Los Angeles is portrayed as a perpetually alienating city and appears to be the cause of Johnny’s existential angst. It is not Johnny’s fault that he has embodied this shell of a pampered celebrity living a superficial lifestyle, and his life is not quite as wonderful as one would assume. There is something dehumanizing about never having to do anything — except posing for the occasional publicity photograph or answering mundane questions of the press. In theory, Johnny never needs to leave room 59; parties come to him, as do an endless bounty of beautiful women — his food, booze and cigarettes are even delivered to his door.
For all of her ambiguity, Coppola has opened Somewhere up to many interpretations. Some viewers will probably find an auto-biographical connection between Fanning’s character and Coppola’s own childhood as the daughter of the globe-trotting celebrity filmmaker Francis Ford Coppola, just as some will be annoyed by this apparent ploy to have us sympathize with a wealthy Hollywood star who spends money just as easily as he abandons his Ferrari on the side of a rural road. In this current economic climate when red-blooded Americans seem to be more concerned about the well being of Main Street and “Joe the Plumber”, Somewhere dwells on Johnny’s obscenely carefree financial status. Of course, Somewhere could be read as a harsh criticism of Johnny’s all too easy lifestyle — his wealth and fame are the root of his existential crisis. But that too could easily be perceived as Coppola whining about her own existence. As much as I love her films, there is no denying that being the daughter of Francis Ford Coppola does have its privileges.
As far as my own interpretation of Somewhere, the jury is still out. I am still teetering between enjoying some of my readings of the film’s message(s) while being annoyed by other interpretations.
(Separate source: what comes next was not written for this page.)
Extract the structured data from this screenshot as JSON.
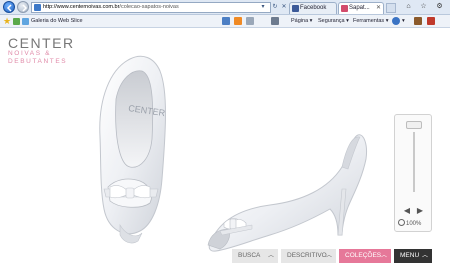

Somewhere is a drastic departure from the stunning cinematic eye candy of The Virgin Suicides, Lost in Translation and Marie Antoinette which I love so much. The soundtrack by Phoenix (featuring songs by The Strokes and Bryan Ferry, among others), though good, is also a letdown in comparison to the pitch-perfect soundtracks from Coppola’s previous films.
Coppola was harshly criticized for Marie Antoinette because it was perceived as eye (and ear) candy and nothing more — an opinion this critic does not share. Somewhere focuses on many of the same topics as Marie Antoinette but with a dramatically different visual and aural aesthetic, a minimalist one that is more akin to “mumblecore” than anything else. The question remains: Will Somewhere appease the naysayers and haters of Marie Antoinette?